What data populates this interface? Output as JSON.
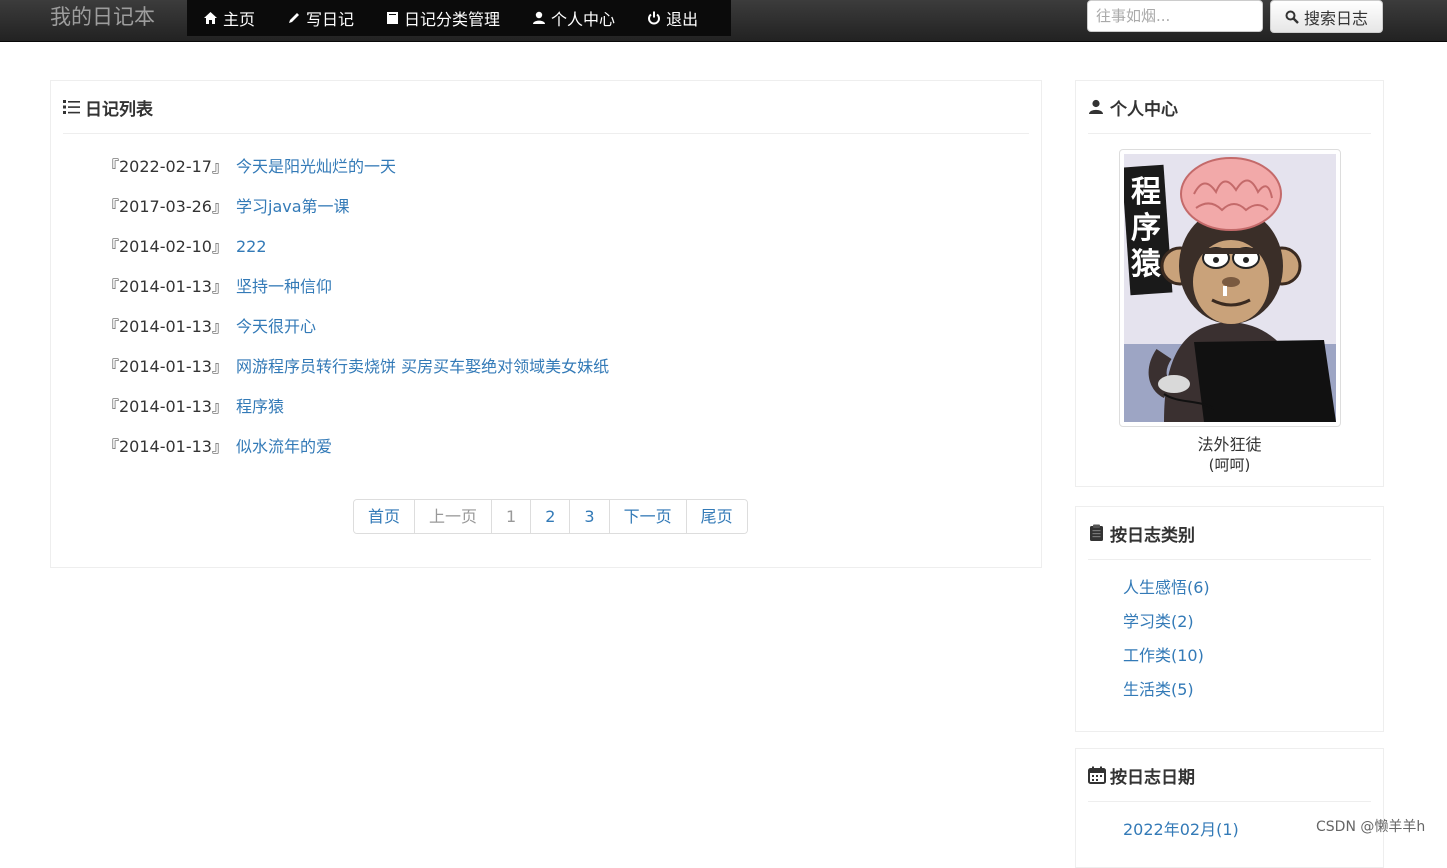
{
  "nav": {
    "brand": "我的日记本",
    "items": [
      {
        "label": "主页",
        "icon": "home-icon"
      },
      {
        "label": "写日记",
        "icon": "pencil-icon"
      },
      {
        "label": "日记分类管理",
        "icon": "book-icon"
      },
      {
        "label": "个人中心",
        "icon": "user-icon"
      },
      {
        "label": "退出",
        "icon": "power-icon"
      }
    ],
    "search": {
      "placeholder": "往事如烟...",
      "button_label": "搜索日志",
      "icon": "search-icon"
    }
  },
  "diary_list": {
    "title": "日记列表",
    "items": [
      {
        "date": "『2022-02-17』",
        "title": "今天是阳光灿烂的一天"
      },
      {
        "date": "『2017-03-26』",
        "title": "学习java第一课"
      },
      {
        "date": "『2014-02-10』",
        "title": "222"
      },
      {
        "date": "『2014-01-13』",
        "title": "坚持一种信仰"
      },
      {
        "date": "『2014-01-13』",
        "title": "今天很开心"
      },
      {
        "date": "『2014-01-13』",
        "title": "网游程序员转行卖烧饼 买房买车娶绝对领域美女妹纸"
      },
      {
        "date": "『2014-01-13』",
        "title": "程序猿"
      },
      {
        "date": "『2014-01-13』",
        "title": "似水流年的爱"
      }
    ],
    "pagination": [
      "首页",
      "上一页",
      "1",
      "2",
      "3",
      "下一页",
      "尾页"
    ]
  },
  "profile": {
    "title": "个人中心",
    "avatar_text": "程序猿",
    "nickname": "法外狂徒",
    "signature": "(呵呵)"
  },
  "categories": {
    "title": "按日志类别",
    "items": [
      "人生感悟(6)",
      "学习类(2)",
      "工作类(10)",
      "生活类(5)"
    ]
  },
  "dates": {
    "title": "按日志日期",
    "items": [
      "2022年02月(1)"
    ]
  },
  "watermark": "CSDN @懒羊羊h",
  "colors": {
    "link": "#337ab7",
    "navbar": "#222222",
    "border": "#eeeeee"
  }
}
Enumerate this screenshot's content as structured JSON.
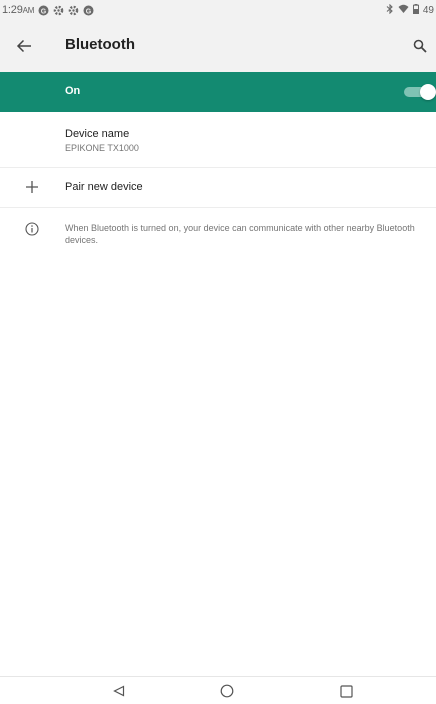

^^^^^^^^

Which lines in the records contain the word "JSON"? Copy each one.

What data populates this interface? Output as JSON.
Enumerate this screenshot's content as structured JSON.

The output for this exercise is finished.